Input records:
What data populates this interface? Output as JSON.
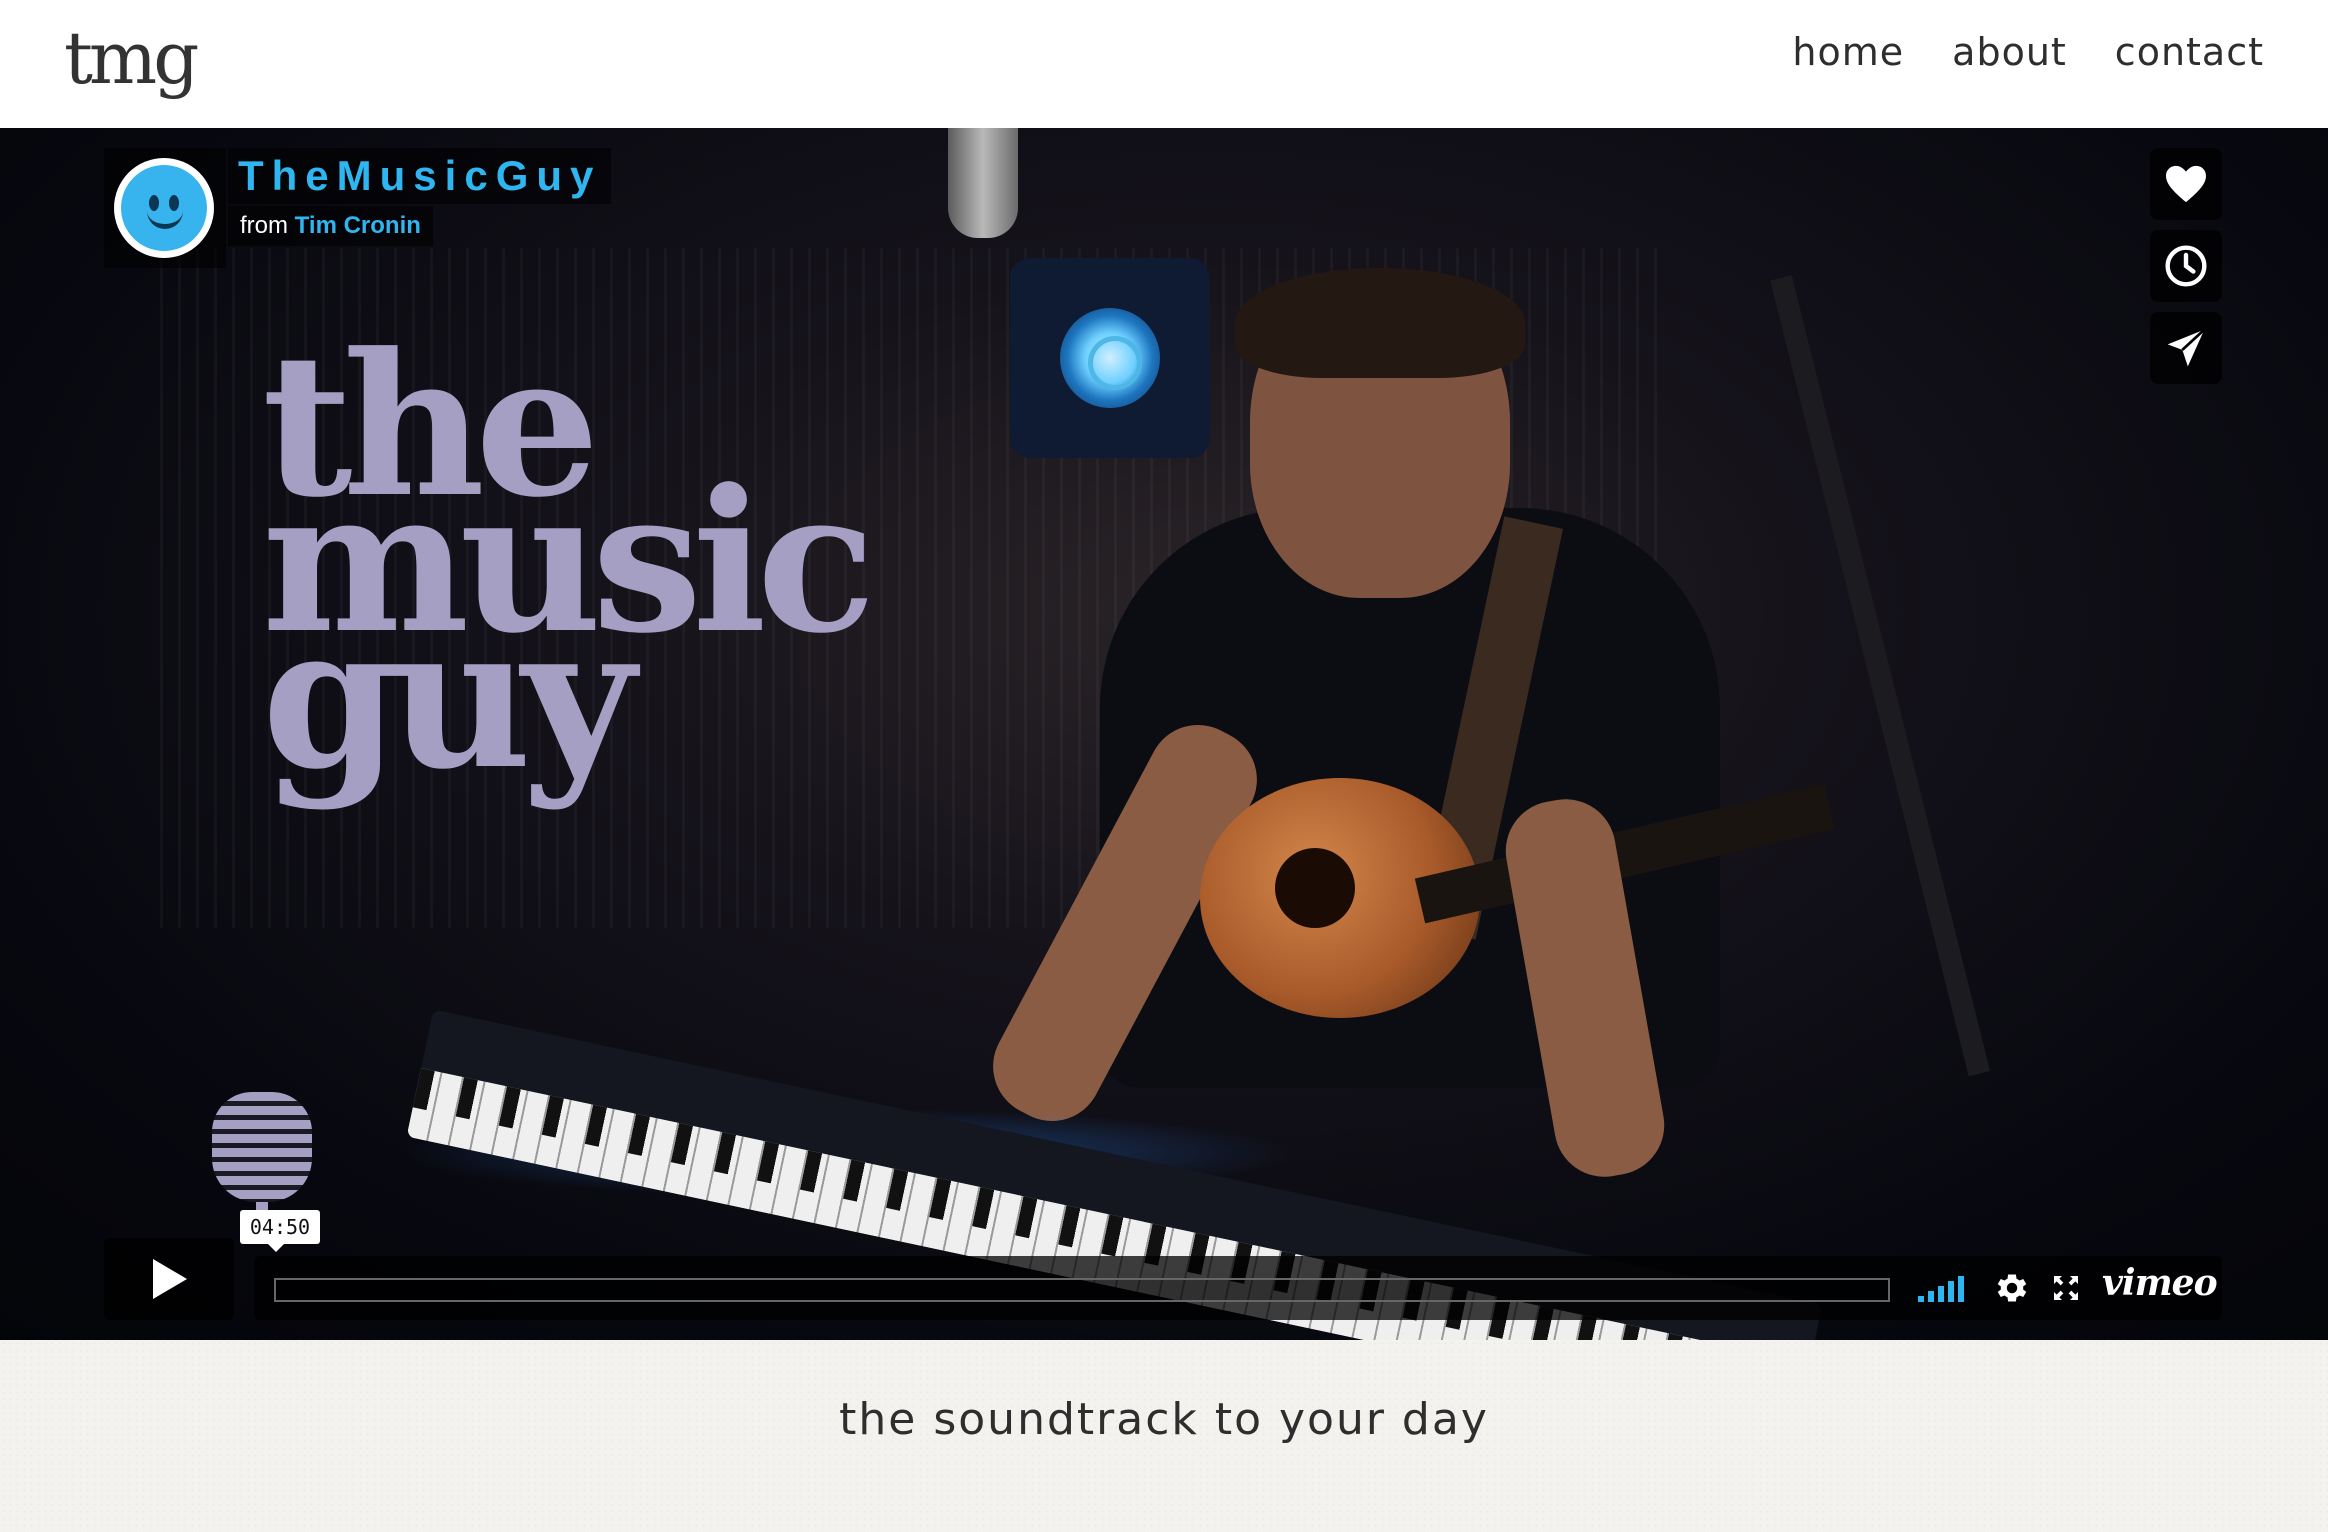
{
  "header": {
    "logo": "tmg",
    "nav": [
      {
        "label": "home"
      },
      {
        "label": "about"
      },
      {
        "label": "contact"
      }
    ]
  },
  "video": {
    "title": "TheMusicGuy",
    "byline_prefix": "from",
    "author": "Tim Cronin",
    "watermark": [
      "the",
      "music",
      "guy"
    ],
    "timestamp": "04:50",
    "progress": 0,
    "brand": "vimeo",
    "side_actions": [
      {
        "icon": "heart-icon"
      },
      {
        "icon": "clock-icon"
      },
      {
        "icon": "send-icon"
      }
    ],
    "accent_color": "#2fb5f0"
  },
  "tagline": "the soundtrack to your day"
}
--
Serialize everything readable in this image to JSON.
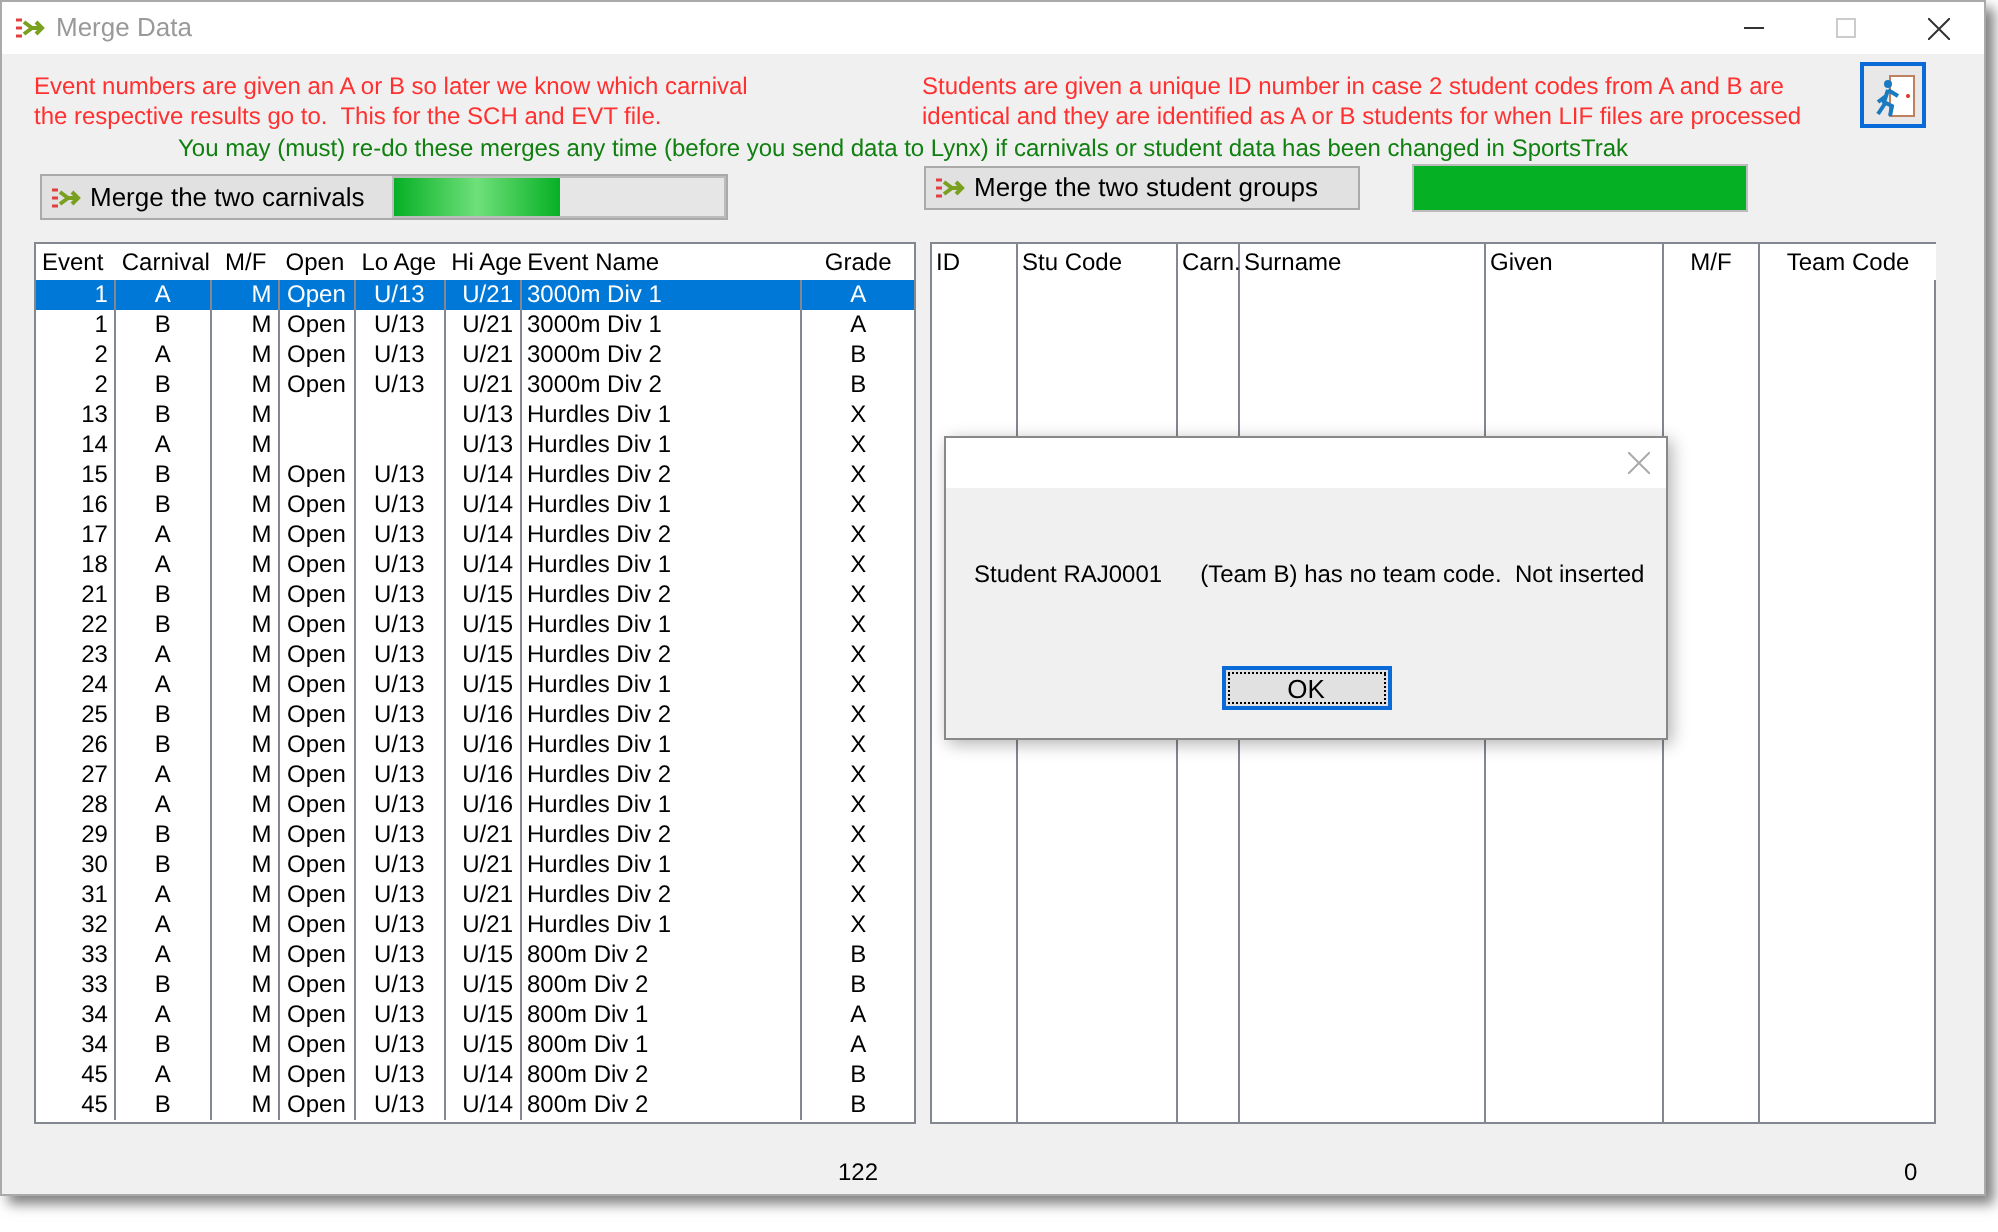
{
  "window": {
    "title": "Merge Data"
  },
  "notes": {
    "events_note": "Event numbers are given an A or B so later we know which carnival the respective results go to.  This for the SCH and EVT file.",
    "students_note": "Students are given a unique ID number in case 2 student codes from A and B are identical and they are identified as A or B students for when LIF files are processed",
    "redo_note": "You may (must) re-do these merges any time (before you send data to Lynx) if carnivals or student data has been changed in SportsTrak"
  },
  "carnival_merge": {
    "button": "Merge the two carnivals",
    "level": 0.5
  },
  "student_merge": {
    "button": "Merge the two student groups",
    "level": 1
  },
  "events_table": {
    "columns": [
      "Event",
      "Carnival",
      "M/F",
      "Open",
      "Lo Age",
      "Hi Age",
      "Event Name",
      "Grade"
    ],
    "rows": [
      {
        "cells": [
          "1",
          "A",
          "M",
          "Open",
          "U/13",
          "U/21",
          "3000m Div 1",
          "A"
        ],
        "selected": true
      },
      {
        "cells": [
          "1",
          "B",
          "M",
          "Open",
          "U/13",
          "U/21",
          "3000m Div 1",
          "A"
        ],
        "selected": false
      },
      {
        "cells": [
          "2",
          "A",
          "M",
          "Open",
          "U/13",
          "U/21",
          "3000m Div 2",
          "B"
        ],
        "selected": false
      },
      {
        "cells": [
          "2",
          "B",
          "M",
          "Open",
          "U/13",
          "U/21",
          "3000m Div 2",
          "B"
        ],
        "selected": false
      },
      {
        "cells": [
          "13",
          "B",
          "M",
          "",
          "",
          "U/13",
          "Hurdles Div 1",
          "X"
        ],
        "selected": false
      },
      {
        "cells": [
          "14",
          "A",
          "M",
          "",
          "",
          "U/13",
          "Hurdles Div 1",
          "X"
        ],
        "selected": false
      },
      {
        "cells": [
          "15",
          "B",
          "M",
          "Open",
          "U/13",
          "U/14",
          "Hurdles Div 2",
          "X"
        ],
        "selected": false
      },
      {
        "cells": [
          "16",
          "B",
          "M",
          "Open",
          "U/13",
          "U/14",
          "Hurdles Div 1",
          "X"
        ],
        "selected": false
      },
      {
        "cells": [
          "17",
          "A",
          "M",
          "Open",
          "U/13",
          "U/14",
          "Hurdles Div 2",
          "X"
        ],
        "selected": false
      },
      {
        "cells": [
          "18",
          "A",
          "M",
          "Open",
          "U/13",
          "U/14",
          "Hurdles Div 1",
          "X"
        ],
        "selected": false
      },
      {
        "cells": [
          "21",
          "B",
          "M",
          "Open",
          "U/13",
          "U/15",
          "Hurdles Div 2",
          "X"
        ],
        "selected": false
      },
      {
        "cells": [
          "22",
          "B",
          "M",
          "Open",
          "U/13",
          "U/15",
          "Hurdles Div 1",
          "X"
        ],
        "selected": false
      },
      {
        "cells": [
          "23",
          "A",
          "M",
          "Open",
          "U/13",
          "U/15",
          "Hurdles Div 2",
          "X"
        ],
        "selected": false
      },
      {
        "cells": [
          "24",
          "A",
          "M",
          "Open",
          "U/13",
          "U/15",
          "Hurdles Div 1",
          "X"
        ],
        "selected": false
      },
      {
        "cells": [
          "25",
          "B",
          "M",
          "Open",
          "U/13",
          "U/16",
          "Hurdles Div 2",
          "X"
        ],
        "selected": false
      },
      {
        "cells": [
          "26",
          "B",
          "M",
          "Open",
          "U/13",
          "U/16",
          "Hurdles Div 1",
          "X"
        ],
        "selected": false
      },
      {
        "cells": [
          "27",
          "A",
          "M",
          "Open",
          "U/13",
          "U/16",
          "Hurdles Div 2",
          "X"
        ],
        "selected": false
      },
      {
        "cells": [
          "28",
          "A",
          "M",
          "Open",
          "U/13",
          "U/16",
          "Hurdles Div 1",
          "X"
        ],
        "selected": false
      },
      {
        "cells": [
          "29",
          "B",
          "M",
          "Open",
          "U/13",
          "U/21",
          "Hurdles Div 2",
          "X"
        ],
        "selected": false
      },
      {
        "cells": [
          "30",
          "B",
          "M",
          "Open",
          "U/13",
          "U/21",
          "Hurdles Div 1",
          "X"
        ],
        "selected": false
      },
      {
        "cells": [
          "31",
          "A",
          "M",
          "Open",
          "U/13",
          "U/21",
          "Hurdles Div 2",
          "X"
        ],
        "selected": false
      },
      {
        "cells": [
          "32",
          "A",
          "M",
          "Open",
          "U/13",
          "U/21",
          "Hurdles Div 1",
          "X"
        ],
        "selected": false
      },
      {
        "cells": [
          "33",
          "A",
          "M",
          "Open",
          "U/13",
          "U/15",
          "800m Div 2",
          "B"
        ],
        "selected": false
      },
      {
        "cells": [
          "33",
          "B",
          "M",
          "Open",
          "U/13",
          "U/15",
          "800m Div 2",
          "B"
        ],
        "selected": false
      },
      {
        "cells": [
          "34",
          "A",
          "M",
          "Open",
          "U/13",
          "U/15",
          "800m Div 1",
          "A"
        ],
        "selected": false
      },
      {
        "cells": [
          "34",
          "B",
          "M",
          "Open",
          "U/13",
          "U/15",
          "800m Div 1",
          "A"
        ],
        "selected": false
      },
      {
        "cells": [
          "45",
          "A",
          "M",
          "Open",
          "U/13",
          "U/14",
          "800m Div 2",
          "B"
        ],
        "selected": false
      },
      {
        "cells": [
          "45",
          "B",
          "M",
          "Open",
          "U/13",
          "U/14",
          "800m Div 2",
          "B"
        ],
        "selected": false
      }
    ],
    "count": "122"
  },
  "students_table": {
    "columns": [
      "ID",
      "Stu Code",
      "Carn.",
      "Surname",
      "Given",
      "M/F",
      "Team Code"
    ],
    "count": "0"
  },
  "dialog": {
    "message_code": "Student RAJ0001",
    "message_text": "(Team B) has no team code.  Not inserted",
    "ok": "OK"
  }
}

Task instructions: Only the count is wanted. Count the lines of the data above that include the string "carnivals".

Solution for this exercise: 2